# [Exercise requirements]
When a line below holds the string "Application", show that line.

# [Source data]

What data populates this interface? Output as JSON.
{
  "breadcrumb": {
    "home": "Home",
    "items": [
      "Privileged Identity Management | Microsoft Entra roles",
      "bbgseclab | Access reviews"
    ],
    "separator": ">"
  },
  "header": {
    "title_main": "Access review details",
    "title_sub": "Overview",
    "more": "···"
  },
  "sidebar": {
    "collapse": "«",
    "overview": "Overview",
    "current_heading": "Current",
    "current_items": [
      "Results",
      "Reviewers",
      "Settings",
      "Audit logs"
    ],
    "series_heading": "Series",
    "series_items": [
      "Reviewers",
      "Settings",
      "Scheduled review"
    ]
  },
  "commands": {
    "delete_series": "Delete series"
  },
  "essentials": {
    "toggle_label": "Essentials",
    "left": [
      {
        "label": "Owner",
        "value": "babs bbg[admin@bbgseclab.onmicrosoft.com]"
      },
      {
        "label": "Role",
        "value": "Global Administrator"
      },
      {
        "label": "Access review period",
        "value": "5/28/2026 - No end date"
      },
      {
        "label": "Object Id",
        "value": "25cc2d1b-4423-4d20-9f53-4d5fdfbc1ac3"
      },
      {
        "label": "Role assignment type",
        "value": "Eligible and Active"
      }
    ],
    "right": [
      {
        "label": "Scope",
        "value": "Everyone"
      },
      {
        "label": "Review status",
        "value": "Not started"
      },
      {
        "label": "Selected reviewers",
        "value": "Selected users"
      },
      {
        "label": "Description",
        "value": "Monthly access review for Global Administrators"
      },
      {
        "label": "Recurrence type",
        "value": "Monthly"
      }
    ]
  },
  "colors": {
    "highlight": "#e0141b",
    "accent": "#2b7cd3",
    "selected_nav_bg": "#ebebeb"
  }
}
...
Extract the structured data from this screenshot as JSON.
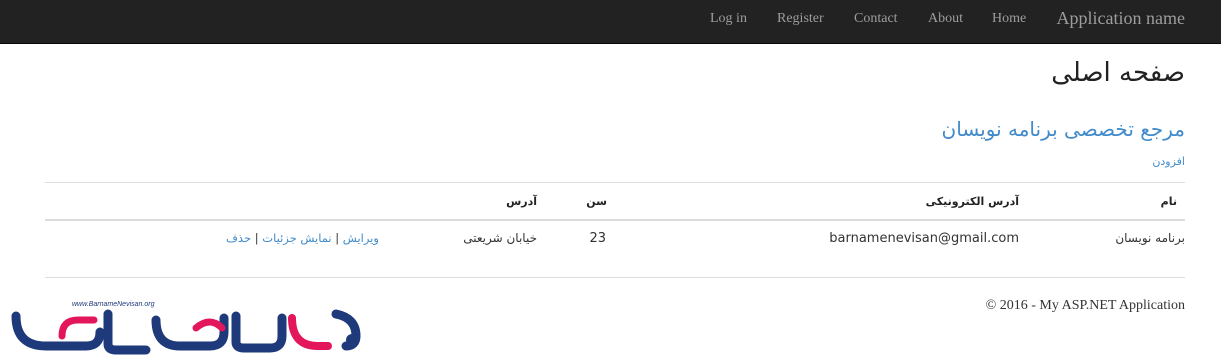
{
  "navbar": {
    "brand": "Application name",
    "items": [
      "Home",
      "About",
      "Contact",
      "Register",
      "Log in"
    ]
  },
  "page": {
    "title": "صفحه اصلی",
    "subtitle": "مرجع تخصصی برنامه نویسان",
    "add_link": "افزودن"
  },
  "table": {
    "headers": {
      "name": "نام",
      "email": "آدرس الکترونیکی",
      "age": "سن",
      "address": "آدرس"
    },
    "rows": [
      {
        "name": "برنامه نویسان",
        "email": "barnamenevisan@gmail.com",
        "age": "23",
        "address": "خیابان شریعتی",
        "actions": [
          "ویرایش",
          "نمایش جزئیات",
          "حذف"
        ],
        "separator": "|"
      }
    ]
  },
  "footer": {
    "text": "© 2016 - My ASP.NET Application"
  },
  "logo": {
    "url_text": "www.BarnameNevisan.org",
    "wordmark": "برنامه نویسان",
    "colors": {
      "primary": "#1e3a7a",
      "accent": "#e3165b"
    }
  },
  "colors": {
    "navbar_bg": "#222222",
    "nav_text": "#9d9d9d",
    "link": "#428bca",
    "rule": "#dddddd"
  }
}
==
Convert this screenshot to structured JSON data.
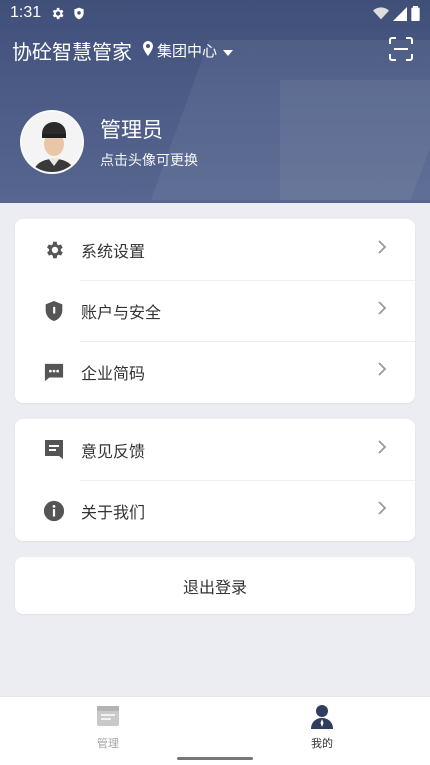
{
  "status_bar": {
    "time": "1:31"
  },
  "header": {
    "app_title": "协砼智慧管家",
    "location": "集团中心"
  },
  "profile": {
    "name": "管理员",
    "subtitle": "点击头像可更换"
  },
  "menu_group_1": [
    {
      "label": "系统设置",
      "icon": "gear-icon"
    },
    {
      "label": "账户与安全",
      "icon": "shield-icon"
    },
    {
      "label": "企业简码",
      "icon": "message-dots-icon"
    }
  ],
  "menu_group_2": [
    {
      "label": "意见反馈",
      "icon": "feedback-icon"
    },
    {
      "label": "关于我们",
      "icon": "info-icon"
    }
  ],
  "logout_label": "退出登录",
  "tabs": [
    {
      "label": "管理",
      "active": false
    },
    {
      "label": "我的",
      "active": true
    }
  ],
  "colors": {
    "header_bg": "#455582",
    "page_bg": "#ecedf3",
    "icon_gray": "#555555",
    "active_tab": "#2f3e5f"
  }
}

# [Expected output]
    "brand": "Application name",
    "text": "© 2016 - My ASP.NET Application"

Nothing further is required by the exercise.